Lastly is the focus. When adjusting focus, it is important to watch the detail and profile. The outline of the artefact should appear sharp, as if the object is hovering. Focus is not something to be done quickly, and it may take some adjusting of the f-stop to get it right. Always review the photograph and check the focus before moving on. It could also be suggested to take multiple photos at different f-stops and shutter-speeds so that they can be compared.
All archaeologists know that it is important to catalogue and store data correctly and in an efficient manner, and it is no different with photographs. The photos should be labeled with the registration number of the artefact, and with any other necessary details such as the site name and date. A computer database is the best system for storing, but photos should at least be saved on a disk or external hard drive, which are economical and can be very large – in fact, most students I know own a hard drive of at least one terabyte, just for movies and music!
Artefact photography has a large potential for the sharing of information. With new technologies, it is becoming an easier, quicker, and more accurate method for recording and as a resource. With more accurate photographs there is less of a need to handle the actual artefacts, and archaeologists far removed from its location are not disadvantaged or restricted by access. Future developments are difficult to predict – perhaps three-dimensional technology will become more accessible, and 3D images will be taken of artefacts to recreate their complete shape. What about projected holograms? For now, archaeologists should take advantage of photography and use it to their advantage.

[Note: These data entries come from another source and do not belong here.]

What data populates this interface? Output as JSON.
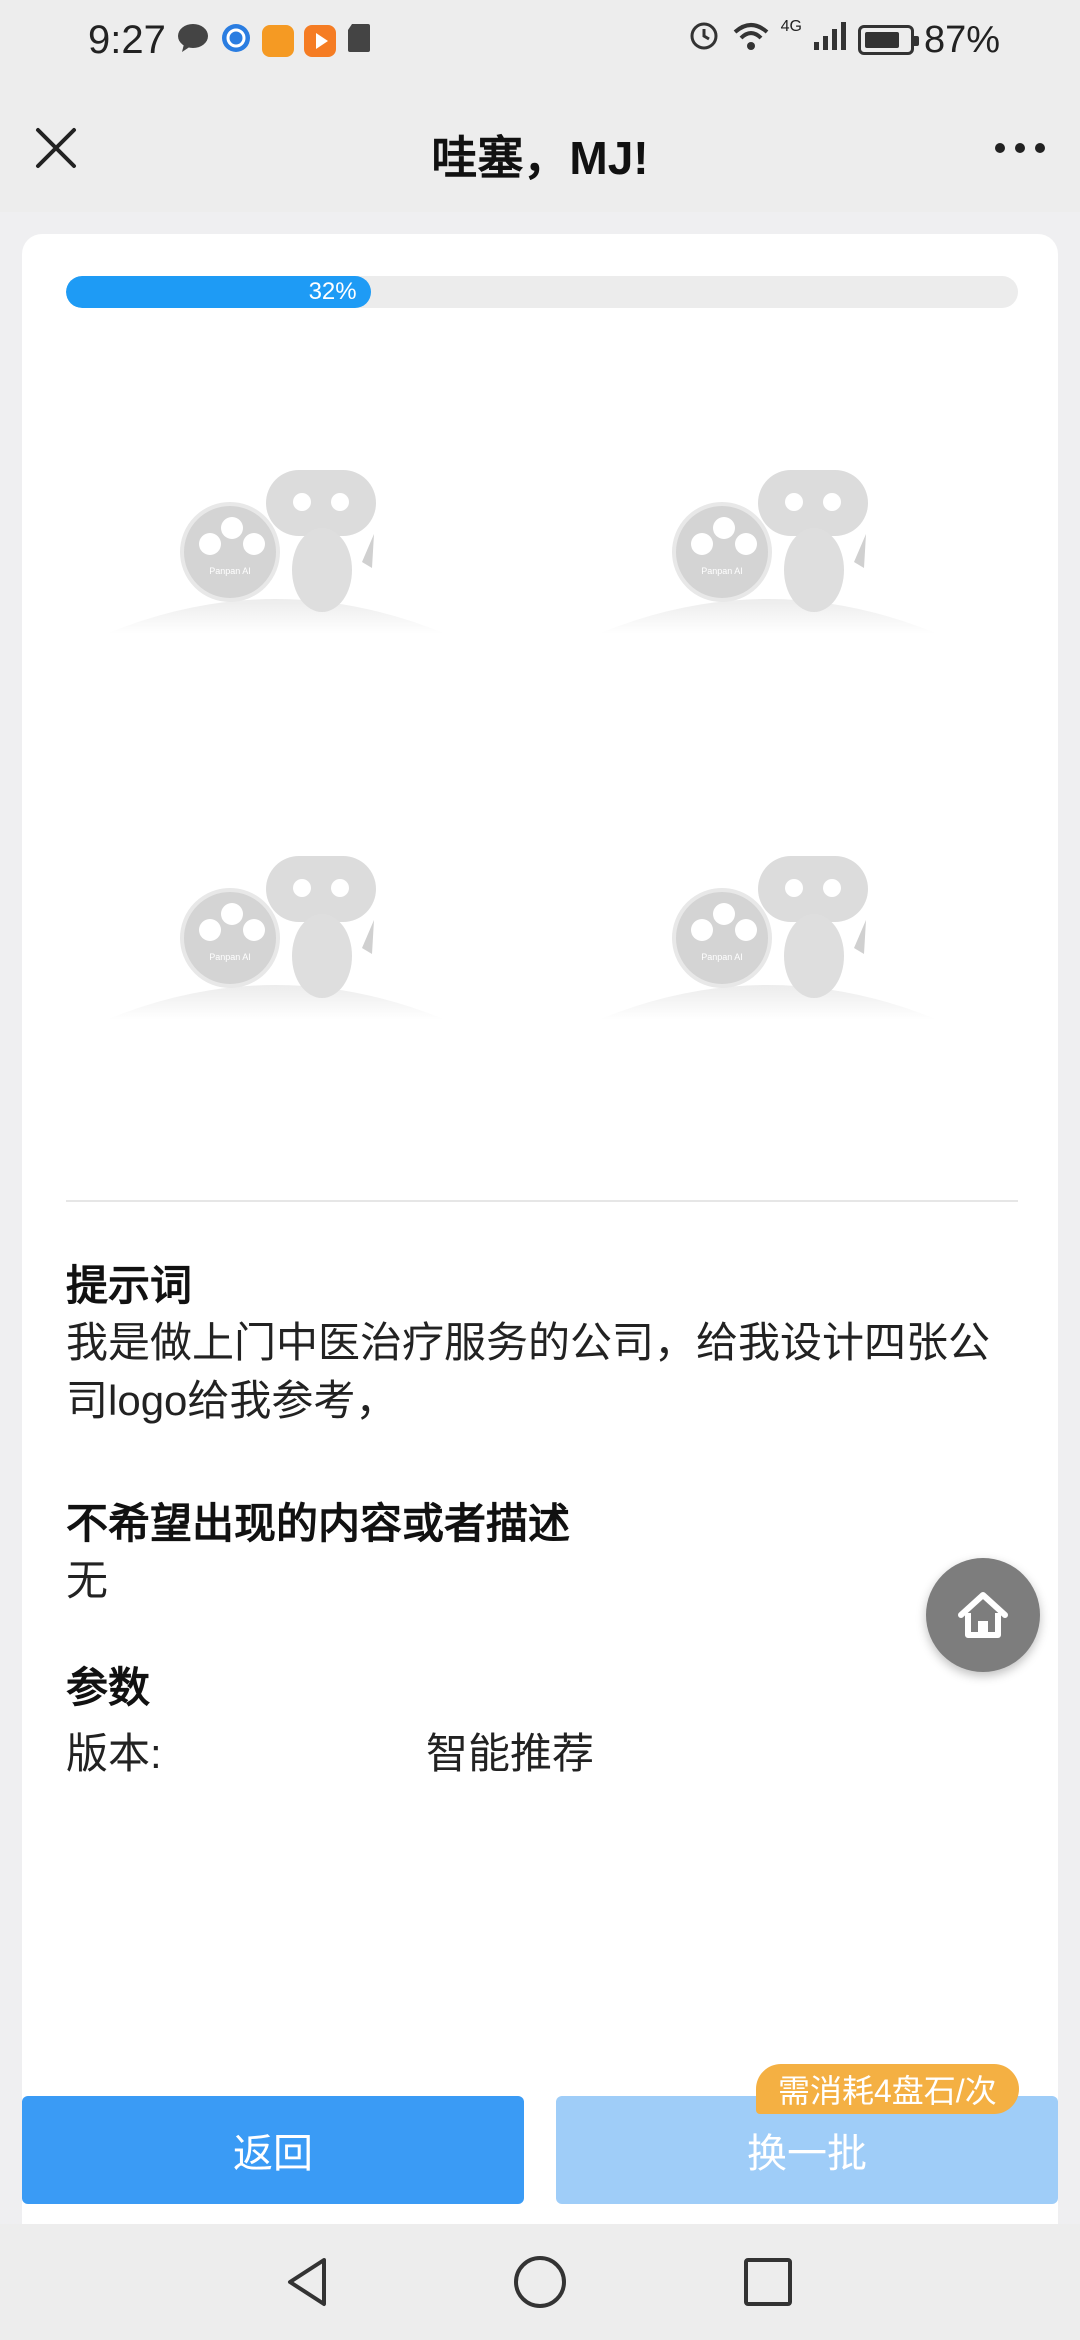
{
  "status_bar": {
    "time": "9:27",
    "battery": "87%",
    "network": "4G",
    "icons": [
      "chat-bubble-icon",
      "browser-icon",
      "orange-app-icon",
      "video-app-icon",
      "sd-card-icon",
      "alarm-icon",
      "wifi-icon",
      "signal-icon",
      "battery-icon"
    ]
  },
  "nav": {
    "title": "哇塞，MJ!",
    "close_icon": "close-icon",
    "more_icon": "more-icon"
  },
  "progress": {
    "value": 0.32,
    "label": "32%",
    "fill_color": "#1e9bf5"
  },
  "placeholders": {
    "watermark": "Panpan AI",
    "count": 4
  },
  "prompt": {
    "title": "提示词",
    "text": "我是做上门中医治疗服务的公司，给我设计四张公司logo给我参考，"
  },
  "negative": {
    "title": "不希望出现的内容或者描述",
    "text": "无"
  },
  "params": {
    "title": "参数",
    "version_label": "版本:",
    "version_value": "智能推荐"
  },
  "buttons": {
    "back": "返回",
    "refresh": "换一批",
    "cost_badge": "需消耗4盘石/次"
  },
  "colors": {
    "primary": "#3a9bf5",
    "primary_disabled": "#9fcdf8",
    "badge": "#f4b043"
  }
}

It is simple to learn and, as long as you follow the principles, anyone can do artefact photography.
Green, J. “Artefact Photography” in (2004) Maritime Archaeology: A Technical Handbook. 2nd Edition, pp.325-345.
Dorrell, P. G. “Principles of Object Photography” in (1994) Photography in archaeology and conservation. 2nd Edition, pp.254-176.
Bowens, A. (ed.) “Photography” in (2008) Underwater Archaeology: The NAS Guide to Principles and Practice. 2nd Edition, Wiley–Blackwell, London, pp.71-82.